[GIVEN DATA — start]

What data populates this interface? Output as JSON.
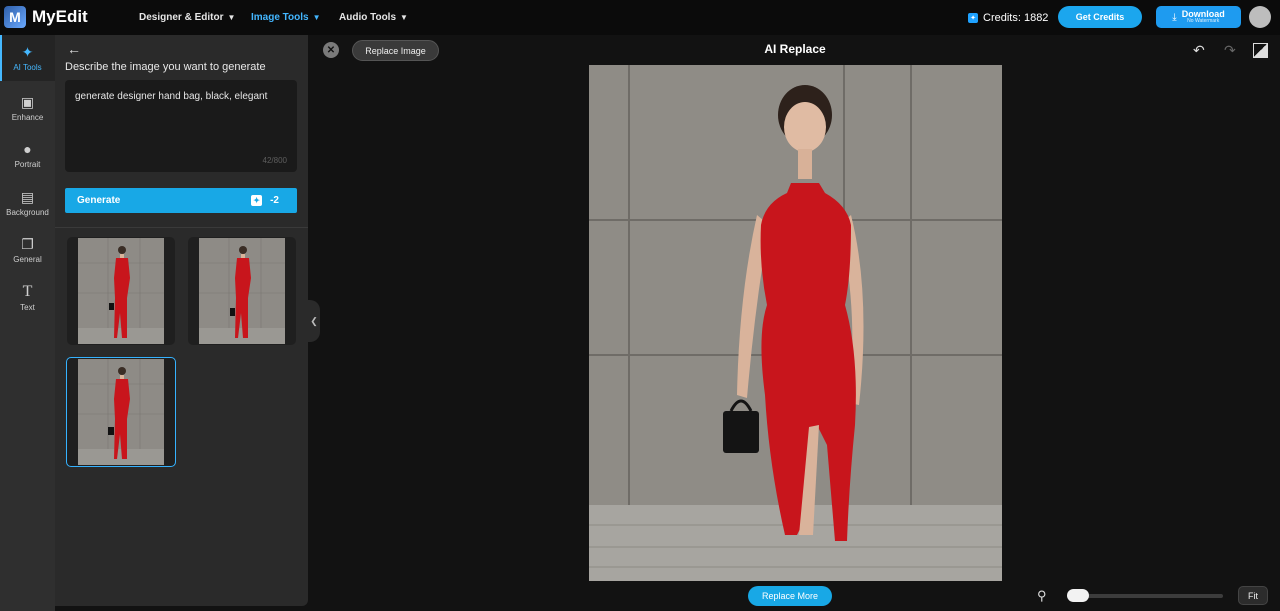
{
  "app": {
    "name": "MyEdit"
  },
  "nav": [
    {
      "label": "Designer & Editor",
      "active": false
    },
    {
      "label": "Image Tools",
      "active": true
    },
    {
      "label": "Audio Tools",
      "active": false
    }
  ],
  "header": {
    "credits_label": "Credits: 1882",
    "get_credits": "Get Credits",
    "download_main": "Download",
    "download_sub": "No Watermark"
  },
  "rail": [
    {
      "label": "AI Tools",
      "icon": "magic-wand-icon",
      "active": true
    },
    {
      "label": "Enhance",
      "icon": "image-enhance-icon",
      "active": false
    },
    {
      "label": "Portrait",
      "icon": "portrait-icon",
      "active": false
    },
    {
      "label": "Background",
      "icon": "background-icon",
      "active": false
    },
    {
      "label": "General",
      "icon": "layers-icon",
      "active": false
    },
    {
      "label": "Text",
      "icon": "text-icon",
      "active": false
    }
  ],
  "panel": {
    "title": "Describe the image you want to generate",
    "prompt_value": "generate designer hand bag, black, elegant",
    "char_count": "42/800",
    "generate_label": "Generate",
    "generate_cost": "-2",
    "results": [
      {
        "selected": false
      },
      {
        "selected": false
      },
      {
        "selected": true
      }
    ]
  },
  "canvas": {
    "replace_image": "Replace Image",
    "title": "AI Replace",
    "replace_more": "Replace More",
    "fit": "Fit",
    "zoom_fraction": 0.05
  },
  "colors": {
    "accent": "#18a8e6",
    "dress": "#c8151c",
    "wall": "#8f8c86"
  }
}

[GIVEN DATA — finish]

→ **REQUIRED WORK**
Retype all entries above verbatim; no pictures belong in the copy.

→ **REPLY**
What data populates this interface? Output as JSON.
{
  "app": {
    "name": "MyEdit"
  },
  "nav": [
    {
      "label": "Designer & Editor",
      "active": false
    },
    {
      "label": "Image Tools",
      "active": true
    },
    {
      "label": "Audio Tools",
      "active": false
    }
  ],
  "header": {
    "credits_label": "Credits: 1882",
    "get_credits": "Get Credits",
    "download_main": "Download",
    "download_sub": "No Watermark"
  },
  "rail": [
    {
      "label": "AI Tools",
      "icon": "magic-wand-icon",
      "active": true
    },
    {
      "label": "Enhance",
      "icon": "image-enhance-icon",
      "active": false
    },
    {
      "label": "Portrait",
      "icon": "portrait-icon",
      "active": false
    },
    {
      "label": "Background",
      "icon": "background-icon",
      "active": false
    },
    {
      "label": "General",
      "icon": "layers-icon",
      "active": false
    },
    {
      "label": "Text",
      "icon": "text-icon",
      "active": false
    }
  ],
  "panel": {
    "title": "Describe the image you want to generate",
    "prompt_value": "generate designer hand bag, black, elegant",
    "char_count": "42/800",
    "generate_label": "Generate",
    "generate_cost": "-2",
    "results": [
      {
        "selected": false
      },
      {
        "selected": false
      },
      {
        "selected": true
      }
    ]
  },
  "canvas": {
    "replace_image": "Replace Image",
    "title": "AI Replace",
    "replace_more": "Replace More",
    "fit": "Fit",
    "zoom_fraction": 0.05
  },
  "colors": {
    "accent": "#18a8e6",
    "dress": "#c8151c",
    "wall": "#8f8c86"
  }
}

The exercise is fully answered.